Security personnel at Waterloo Station
Security personnel stand guard outside a police cordon at Waterloo Station, central London on March 5, 2019, following a report of a suspicious package at the station. TOLGA AKMEN/AFP/Getty Images

London police this week are investigating incidents in which small explosive devices were delivered to the offices of three major transportation centers in the metropolitan area, including two airports and one train station.

London's Metropolitan Police Service said that the devices, which were delivered on Monday, "appear[ed] capable of igniting an initially small fire when opened."

This was proven to be the case after a Heathrow staff member unsealed one of the packages, delivered to Heathrow's offices near the airport grounds at 9:55 a.m. local time.

Part of the package burned when the device went off, and no injuries were sustained by the person who opened it or by any surrounding personnel.

While the office was evacuated, no incoming or outgoing flights were affected by the incident.

Later that day, another device was reported at the Waterloo Station mail room around 11:40 a.m. The last was found at City Airport, a local commercial air transit hub, before noon.
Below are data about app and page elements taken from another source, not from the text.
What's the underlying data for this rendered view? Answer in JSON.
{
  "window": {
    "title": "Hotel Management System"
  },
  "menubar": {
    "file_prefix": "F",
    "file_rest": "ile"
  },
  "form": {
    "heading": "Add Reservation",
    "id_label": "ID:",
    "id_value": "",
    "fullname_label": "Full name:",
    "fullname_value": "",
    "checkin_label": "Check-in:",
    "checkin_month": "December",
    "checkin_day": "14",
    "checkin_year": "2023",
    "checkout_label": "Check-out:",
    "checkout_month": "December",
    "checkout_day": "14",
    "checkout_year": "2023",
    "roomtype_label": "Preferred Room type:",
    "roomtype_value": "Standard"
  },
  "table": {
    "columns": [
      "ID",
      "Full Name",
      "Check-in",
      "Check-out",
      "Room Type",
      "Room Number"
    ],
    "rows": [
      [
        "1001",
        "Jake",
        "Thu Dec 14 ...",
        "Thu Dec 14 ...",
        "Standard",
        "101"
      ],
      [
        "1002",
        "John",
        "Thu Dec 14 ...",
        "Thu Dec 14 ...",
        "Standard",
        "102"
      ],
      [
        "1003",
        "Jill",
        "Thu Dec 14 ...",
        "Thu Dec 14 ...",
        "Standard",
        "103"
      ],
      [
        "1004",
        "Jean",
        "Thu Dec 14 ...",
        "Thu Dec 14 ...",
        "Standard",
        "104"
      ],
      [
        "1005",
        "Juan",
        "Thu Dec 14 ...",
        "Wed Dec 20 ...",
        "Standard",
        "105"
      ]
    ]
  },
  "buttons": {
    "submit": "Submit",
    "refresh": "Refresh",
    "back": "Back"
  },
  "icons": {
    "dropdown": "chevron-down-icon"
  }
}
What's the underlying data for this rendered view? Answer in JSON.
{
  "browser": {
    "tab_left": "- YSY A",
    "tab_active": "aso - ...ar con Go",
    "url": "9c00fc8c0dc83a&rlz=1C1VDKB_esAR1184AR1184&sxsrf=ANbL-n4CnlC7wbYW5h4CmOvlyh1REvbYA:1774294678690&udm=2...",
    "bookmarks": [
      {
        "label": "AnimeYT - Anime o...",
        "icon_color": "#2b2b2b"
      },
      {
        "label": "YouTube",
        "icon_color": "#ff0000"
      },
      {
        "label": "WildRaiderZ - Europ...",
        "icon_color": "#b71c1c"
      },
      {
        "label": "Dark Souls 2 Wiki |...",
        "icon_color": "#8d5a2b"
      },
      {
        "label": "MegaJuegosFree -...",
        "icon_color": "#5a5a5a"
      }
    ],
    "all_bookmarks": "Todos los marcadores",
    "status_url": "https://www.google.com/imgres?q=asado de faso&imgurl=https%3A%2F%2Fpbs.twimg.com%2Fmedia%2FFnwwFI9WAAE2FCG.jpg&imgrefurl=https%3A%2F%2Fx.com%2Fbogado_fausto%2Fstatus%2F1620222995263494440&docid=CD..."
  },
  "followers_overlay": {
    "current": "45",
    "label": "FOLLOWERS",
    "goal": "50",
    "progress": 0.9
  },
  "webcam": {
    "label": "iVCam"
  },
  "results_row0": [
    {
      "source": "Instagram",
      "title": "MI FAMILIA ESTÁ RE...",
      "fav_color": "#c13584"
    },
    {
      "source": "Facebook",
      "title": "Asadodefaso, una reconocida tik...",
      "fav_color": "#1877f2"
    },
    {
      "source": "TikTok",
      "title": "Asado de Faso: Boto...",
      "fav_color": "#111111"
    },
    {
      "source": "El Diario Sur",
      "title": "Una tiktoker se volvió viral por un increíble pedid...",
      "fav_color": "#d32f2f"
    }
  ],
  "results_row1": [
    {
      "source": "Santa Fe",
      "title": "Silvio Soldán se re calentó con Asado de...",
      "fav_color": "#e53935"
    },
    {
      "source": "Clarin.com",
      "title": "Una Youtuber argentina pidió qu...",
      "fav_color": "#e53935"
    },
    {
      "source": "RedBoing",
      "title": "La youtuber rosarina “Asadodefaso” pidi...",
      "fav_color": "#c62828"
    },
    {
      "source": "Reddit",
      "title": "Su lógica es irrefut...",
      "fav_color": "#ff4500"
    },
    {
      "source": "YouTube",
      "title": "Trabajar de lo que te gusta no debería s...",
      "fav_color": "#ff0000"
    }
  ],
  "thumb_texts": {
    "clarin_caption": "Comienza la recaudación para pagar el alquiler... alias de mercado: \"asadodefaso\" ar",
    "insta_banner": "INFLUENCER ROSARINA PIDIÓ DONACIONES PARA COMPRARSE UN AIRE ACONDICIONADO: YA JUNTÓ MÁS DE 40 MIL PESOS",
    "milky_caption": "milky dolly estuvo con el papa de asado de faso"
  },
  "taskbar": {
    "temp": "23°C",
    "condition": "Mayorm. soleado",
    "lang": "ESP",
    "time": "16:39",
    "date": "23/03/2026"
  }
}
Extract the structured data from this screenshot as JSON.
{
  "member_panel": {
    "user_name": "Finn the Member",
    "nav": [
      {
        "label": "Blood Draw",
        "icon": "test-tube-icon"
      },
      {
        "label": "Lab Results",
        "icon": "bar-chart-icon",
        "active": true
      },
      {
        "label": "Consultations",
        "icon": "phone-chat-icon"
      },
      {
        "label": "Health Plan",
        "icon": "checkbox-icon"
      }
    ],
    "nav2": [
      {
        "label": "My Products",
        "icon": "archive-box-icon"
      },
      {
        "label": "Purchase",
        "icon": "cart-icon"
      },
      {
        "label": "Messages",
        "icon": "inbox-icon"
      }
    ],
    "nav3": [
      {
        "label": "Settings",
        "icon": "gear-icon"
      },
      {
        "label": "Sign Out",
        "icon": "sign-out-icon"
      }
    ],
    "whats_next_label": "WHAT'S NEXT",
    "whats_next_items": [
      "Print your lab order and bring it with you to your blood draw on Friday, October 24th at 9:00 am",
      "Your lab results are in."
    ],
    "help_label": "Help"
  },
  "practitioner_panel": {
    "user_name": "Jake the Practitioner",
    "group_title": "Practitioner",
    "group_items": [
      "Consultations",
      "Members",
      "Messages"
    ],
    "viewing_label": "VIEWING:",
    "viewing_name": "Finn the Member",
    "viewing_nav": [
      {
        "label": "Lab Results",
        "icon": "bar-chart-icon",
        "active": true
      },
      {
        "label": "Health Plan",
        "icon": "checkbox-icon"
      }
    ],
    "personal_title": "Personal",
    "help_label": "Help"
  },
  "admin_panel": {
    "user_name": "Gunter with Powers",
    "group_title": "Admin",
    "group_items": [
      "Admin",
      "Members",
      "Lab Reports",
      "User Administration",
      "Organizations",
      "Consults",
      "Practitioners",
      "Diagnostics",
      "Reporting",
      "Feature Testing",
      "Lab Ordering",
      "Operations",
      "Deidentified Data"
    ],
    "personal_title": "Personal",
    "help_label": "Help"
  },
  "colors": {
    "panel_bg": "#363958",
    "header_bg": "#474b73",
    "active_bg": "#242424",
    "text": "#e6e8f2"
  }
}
Neither of the packages was opened.

According to Britain's Office of Rail and Road, approximately 94,355,000 passed through Waterloo train station in 2018, making it the most popular train station in the city.

Heathrow, the largest out of five airports in the London metropolitan area, is similarly popular when it comes to foot traffic, with roughly 213,668 passing through its terminals and halls on a daily basis.

Photos obtained by Sky News correspondent Alistair Bunkall showed that the packages sent to Heathrow's office were sent with stamps designed with small hearts. The stamps were issued by Ireland's post office for Valentine's Day 2018.

The incidents are being investigated as "a linked series," according to a statement made by the U.K.'s Metropolitan Police Counter Terrorism Command, and they are "keeping an open mind regarding motives."

So far, no individual or group has claimed responsibility for sending the incendiary devices, and no arrests have been made.

Since the discovery of the packages, Scotland Yard has warned transit stations throughout the U.K. "to be vigilant," and London Mayor Sadiq Khan has asked London residents to do the same.

Irish police announced that they will be working with British counter-terrorism police on investigating the matter, though no other details have been given on the nature of the collaboration.

Transportation centers in the U.K. aren't the only ones that have been affected by the discovery of the devices. New York Gov. Andrew Cuomo has put travel hubs in the New York metropolitan area on high alert.

"The explosives found in London transportation hubs are stark reminders of the threats we face today," Cuomo said in a statement. "In the wake of this act of violence, New York stands with Britain and all our allies against terrorism in all its forms."